We were on a glacier cruise this week, getting within a couple of football fields from an actively calving glacier. It was an awesome moment. Glaciers are both incredibly beautiful and scary as hell. It’s a massive, ancient, moving river of ice. This glacier is one of the most elemental things I’ve ever witnessed. It is up there with a full solar eclipse as one of the most astounding things I’ve seen in nature. As we were watching massive chunks of ice fall into the water and listening to the ominous popping and cracking glaciers make as they creep to the sea, I was talking with one of the crew members.
She said this very glacier we were looking at had shrunk by about a half-mile.
In this season.
The captain on the other boat was on his first trip to this particular glacier and radioed our crew with a lament.
“What happened to her?”
Climate change is something people in Alaska see every day. They don’t just read about it in Wall Street Journal articles. There are glaciers visible today that will not be here for the next generation.
Christians need a better theology of ecology.
Our first job was to be stewards of the ground.
We need to do better.
Climate change is an issue. It’s a problem leaders around the world will confront.
Jesus-followers should be involved with this conversation, rather than blame-shifting.
It’s true. We can’t do anything about naturally occurring fires and hurricanes and erupting volcanos.

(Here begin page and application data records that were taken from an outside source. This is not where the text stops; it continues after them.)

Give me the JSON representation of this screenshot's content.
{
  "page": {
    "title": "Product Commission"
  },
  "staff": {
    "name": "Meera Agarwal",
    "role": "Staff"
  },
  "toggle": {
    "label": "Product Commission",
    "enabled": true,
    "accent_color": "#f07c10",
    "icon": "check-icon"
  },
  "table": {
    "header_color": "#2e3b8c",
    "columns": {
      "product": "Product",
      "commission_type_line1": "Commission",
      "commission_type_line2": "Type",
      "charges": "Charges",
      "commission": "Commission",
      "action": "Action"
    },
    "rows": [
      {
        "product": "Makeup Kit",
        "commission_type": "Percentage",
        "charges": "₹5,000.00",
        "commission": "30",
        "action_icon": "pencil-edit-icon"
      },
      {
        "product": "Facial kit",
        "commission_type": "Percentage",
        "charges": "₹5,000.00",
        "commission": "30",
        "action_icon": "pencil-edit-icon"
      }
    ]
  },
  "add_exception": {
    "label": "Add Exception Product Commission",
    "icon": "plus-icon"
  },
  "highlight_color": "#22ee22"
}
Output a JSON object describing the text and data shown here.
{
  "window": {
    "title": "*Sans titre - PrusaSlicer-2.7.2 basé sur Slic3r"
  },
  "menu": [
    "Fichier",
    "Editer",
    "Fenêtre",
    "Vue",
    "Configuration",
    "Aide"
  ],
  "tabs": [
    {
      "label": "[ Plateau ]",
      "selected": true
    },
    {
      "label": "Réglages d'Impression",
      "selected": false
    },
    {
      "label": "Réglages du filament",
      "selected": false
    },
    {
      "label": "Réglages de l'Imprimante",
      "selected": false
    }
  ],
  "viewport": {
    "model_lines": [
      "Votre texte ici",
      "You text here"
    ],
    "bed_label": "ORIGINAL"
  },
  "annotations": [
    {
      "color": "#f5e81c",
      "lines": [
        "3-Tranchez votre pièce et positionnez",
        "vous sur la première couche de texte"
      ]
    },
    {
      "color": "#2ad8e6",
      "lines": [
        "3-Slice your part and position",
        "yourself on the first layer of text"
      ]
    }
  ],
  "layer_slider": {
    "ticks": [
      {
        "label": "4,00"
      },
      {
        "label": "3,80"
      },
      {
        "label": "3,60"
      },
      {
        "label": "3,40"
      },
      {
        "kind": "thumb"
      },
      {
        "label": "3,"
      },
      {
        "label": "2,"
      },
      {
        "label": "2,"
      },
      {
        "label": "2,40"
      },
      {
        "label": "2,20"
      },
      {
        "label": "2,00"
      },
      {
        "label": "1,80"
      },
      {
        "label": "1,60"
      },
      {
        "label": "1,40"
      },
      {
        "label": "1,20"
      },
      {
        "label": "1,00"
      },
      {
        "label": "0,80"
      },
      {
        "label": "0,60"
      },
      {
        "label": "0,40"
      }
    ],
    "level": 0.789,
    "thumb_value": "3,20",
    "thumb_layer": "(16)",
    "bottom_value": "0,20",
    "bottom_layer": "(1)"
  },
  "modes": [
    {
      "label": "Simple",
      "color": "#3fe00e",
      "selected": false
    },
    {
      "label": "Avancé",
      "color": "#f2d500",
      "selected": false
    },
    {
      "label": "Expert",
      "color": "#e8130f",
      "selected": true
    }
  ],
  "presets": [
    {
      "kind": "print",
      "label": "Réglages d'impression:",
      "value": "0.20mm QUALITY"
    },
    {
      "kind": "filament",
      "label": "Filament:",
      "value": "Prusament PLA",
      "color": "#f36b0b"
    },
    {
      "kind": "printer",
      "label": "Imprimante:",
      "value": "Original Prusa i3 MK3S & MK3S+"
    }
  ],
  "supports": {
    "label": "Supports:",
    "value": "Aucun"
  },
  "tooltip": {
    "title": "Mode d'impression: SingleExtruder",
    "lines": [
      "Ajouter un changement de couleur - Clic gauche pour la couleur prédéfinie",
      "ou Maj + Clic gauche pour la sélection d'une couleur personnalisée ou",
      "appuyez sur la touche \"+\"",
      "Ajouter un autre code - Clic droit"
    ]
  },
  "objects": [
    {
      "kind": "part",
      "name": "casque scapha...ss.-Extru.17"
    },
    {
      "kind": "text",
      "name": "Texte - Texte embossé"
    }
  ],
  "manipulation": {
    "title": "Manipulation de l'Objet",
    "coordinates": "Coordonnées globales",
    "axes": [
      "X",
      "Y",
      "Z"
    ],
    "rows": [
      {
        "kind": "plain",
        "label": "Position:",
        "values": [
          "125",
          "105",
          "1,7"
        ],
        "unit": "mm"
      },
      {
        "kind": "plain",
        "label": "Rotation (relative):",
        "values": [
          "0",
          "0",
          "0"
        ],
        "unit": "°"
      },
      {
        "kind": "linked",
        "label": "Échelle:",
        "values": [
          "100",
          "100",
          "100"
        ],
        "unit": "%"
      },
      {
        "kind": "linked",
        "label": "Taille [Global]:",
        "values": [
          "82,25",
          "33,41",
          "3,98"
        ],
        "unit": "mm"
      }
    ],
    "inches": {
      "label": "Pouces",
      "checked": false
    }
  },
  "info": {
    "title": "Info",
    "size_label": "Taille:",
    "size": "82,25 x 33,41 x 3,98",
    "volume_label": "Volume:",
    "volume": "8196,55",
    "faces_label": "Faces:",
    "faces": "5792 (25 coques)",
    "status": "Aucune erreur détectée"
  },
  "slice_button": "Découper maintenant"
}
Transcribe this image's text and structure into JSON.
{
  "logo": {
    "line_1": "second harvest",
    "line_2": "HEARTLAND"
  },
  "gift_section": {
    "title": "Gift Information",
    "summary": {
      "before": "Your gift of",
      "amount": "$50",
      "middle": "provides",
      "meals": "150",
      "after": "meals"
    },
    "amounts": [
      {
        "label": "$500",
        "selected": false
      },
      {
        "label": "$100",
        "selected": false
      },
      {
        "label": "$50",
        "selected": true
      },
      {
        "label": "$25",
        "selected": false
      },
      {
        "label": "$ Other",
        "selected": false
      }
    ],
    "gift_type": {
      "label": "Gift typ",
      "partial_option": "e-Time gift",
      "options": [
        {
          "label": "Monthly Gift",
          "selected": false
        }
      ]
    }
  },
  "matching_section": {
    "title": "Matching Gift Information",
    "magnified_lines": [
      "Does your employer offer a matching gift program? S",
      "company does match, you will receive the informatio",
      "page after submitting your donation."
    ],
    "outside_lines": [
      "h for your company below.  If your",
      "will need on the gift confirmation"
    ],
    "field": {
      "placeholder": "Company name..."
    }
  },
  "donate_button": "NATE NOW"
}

But there are certain things we do have control over. You can love Jesus and the environment. In fact, if you love Jesus you should.
Think about the environment in terms of the Scripture and not your political disposition.
You may find that the Scriptures give you more pause about the earth, sky, and sea than you think.